The tourism authority is a nine-member board appointed by the county commissioners to oversee some $600,000 collected through a 3 percent tax on overnight lodging. Most communities in WNC collect taxes from tourists on overnight lodging. Permission to collect the tax is granted by the state legislature, which has to pass a special bill approving the tax for each county that wants it.
The special bill allowing for the tax also spells out who will oversee it: the number of tourism board members, who appoints them, and what if any sectors the board members must represent. If critics of the tourism authority want to change any of those things, they must go to Raleigh and get the tourist tax legislation from 20 years ago amended.
That means finding a state legislator from the region who will agree to introduce such a bill on a clearly hot topic item. Before most legislators are willing to do that, they want a formal request from the county commissioners and town boards, which signals the bill is in the interest of their local constituents.
But before the county commissioners or town boards can make a formal request to the legislature, the tourism community must decide what it wants. And there are a lot of decisions to make.
At the top of the list is whether Haywood County wants to continue with one tourism authority for the whole county, or whether Maggie Valley and Waynesville want to go their separate ways and set up their own tourism authorities. In counties where just one town serves as the tourism hub — like Brevard in Transylvania County or Hendersonville in Henderson County — one countywide tourism authority is the norm. In counties with distinct towns chasing different tourist markets — like Franklin and Highlands in Macon County or Boone and Blowing Rock in Watauga County — each community has an independent tourism authority.
Another big decision is whether the tourism authority should be tied to the chamber of commerce. In many communities, the tourism authority doesn’t have its own staff or office, but instead contracts with the chamber of commerce to run the promotions.

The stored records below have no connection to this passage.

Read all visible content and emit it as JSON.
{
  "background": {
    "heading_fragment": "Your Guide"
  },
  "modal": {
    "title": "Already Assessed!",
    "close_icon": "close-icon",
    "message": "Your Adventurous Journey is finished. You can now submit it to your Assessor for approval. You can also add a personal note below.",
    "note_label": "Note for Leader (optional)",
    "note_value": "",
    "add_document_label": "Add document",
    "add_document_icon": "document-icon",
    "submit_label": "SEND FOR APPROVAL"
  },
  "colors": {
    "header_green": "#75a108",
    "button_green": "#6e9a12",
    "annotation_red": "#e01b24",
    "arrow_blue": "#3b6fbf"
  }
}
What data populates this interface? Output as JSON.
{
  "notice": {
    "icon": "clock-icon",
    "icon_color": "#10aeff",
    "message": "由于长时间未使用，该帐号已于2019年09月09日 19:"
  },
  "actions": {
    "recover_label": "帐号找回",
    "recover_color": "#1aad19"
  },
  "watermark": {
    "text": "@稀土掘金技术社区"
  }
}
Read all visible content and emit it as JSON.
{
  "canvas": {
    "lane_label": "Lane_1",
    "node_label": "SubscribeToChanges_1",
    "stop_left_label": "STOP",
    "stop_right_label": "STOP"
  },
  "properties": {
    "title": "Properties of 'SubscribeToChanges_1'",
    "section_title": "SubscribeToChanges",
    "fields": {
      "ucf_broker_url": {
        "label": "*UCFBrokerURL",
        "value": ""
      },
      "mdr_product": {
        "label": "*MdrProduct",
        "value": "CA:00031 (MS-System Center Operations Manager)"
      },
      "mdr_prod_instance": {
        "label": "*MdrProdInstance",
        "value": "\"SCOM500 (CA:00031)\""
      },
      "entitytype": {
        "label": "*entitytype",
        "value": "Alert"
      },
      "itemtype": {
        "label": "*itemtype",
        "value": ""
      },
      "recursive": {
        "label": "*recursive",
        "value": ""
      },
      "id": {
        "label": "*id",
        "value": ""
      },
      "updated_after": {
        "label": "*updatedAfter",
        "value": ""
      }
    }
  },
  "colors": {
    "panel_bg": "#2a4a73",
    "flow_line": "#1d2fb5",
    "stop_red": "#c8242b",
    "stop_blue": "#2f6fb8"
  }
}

On one end of the extreme is Highlands, where there is no separate tourism authority or publicly appointed board at all. The chamber merely gets all the room tax money. At the other end of the spectrum is Blowing Rock, where the tourism authority has its own staff, runs its own visitor center and does all its own marketing. The majority are in the middle, with the tourism authority sharing chamber of commerce staff to varying degrees to implement the tourism marketing strategy for the community or share the cost of the visitor centers.

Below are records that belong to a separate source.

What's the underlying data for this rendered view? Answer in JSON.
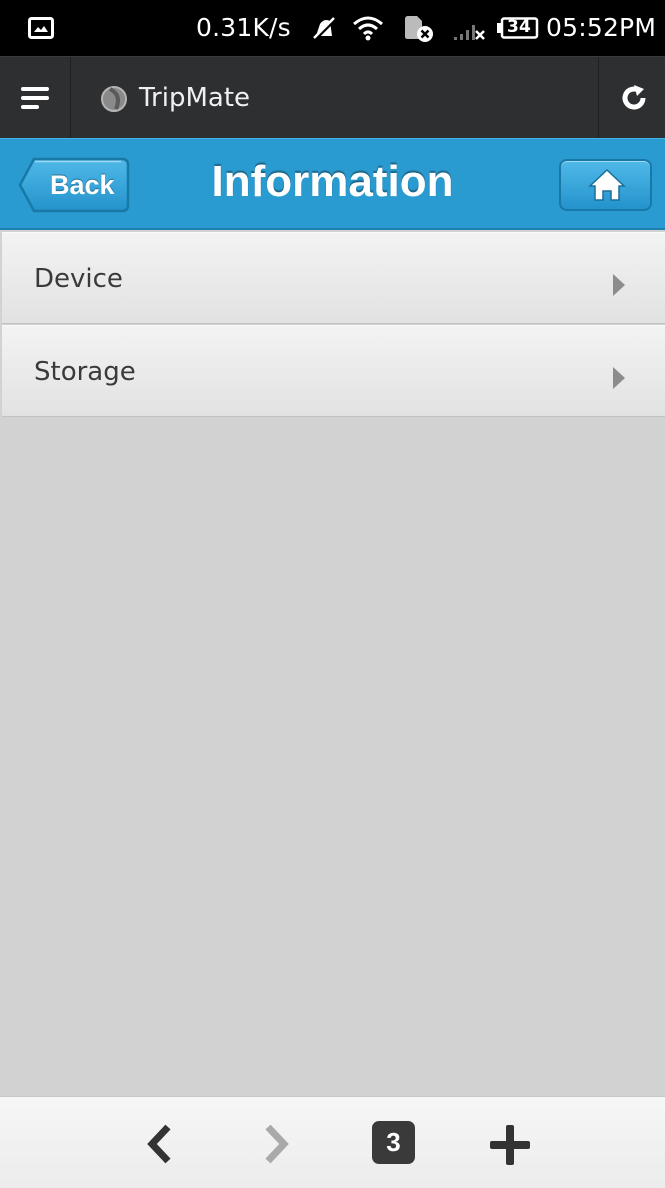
{
  "status_bar": {
    "net_speed": "0.31K/s",
    "battery_level": "34",
    "time": "05:52PM",
    "icons": [
      "image-notification-icon",
      "muted-bell-icon",
      "wifi-icon",
      "sim-error-icon",
      "cell-signal-icon",
      "battery-icon"
    ]
  },
  "browser": {
    "site_title": "TripMate",
    "icons": [
      "menu-icon",
      "site-favicon-icon",
      "refresh-icon"
    ]
  },
  "header": {
    "back_label": "Back",
    "title": "Information",
    "icons": [
      "home-icon"
    ]
  },
  "list": {
    "items": [
      {
        "label": "Device"
      },
      {
        "label": "Storage"
      }
    ],
    "icons": [
      "chevron-right-icon"
    ]
  },
  "bottom_bar": {
    "tab_count": "3",
    "icons": [
      "back-arrow-icon",
      "forward-arrow-icon",
      "add-tab-icon"
    ]
  },
  "colors": {
    "header_blue": "#2a9bd0",
    "toolbar_dark": "#2e2f31",
    "content_gray": "#d2d2d2"
  }
}
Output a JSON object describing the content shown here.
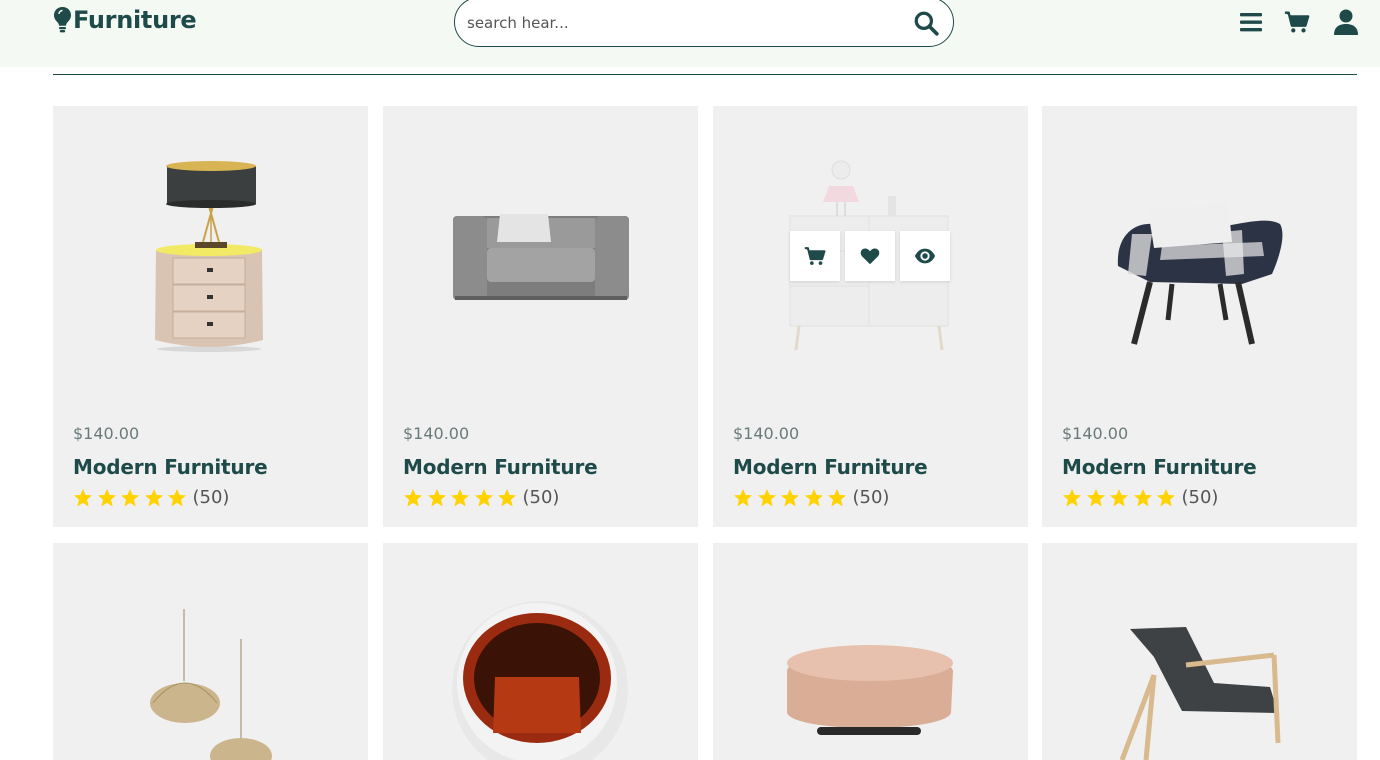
{
  "brand": {
    "name": "Furniture",
    "icon": "lightbulb-icon"
  },
  "search": {
    "placeholder": "search hear...",
    "value": "",
    "icon": "search-icon"
  },
  "header_icons": [
    "menu-icon",
    "cart-icon",
    "user-icon"
  ],
  "colors": {
    "primary": "#1f4a4a",
    "header_bg": "#f4f9f4",
    "card_bg": "#f0f0f0",
    "star": "#ffd200"
  },
  "products": [
    {
      "price": "$140.00",
      "name": "Modern Furniture",
      "rating": 5,
      "reviews": "(50)",
      "image": "lamp-nightstand"
    },
    {
      "price": "$140.00",
      "name": "Modern Furniture",
      "rating": 5,
      "reviews": "(50)",
      "image": "grey-armchair"
    },
    {
      "price": "$140.00",
      "name": "Modern Furniture",
      "rating": 5,
      "reviews": "(50)",
      "image": "white-dresser",
      "hover_actions": [
        "cart-icon",
        "heart-icon",
        "eye-icon"
      ]
    },
    {
      "price": "$140.00",
      "name": "Modern Furniture",
      "rating": 5,
      "reviews": "(50)",
      "image": "plaid-chair"
    },
    {
      "image": "pendant-lamps"
    },
    {
      "image": "ball-chair"
    },
    {
      "image": "ottoman"
    },
    {
      "image": "lounge-chair"
    }
  ]
}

Another decision is the make-up of the tourism board. What sectors should be represented: attraction owners, motel owners, county commissioners or town council members, restaurant owners, gallery owners or average Joe’s not connected to the tourist trade? Many towns require at least one or two average people not in the tourist business. Haywood’s tourism board is one of the few stacked 100 percent with those in the tourism trade. Haywood also has the least representation from those outside the accommodations industry.
This week, we offer snapshots of how different communities oversee those room tax dollars, including:
• the make-up of their tourism board.
• who appoints the board.
• whether they have their own staff or contract with the local chamber of commerce to run tourism promotions.
• whether they have a countywide tourism authority or one for each town.
Next week, we’ll compare their budgets and how they spend them.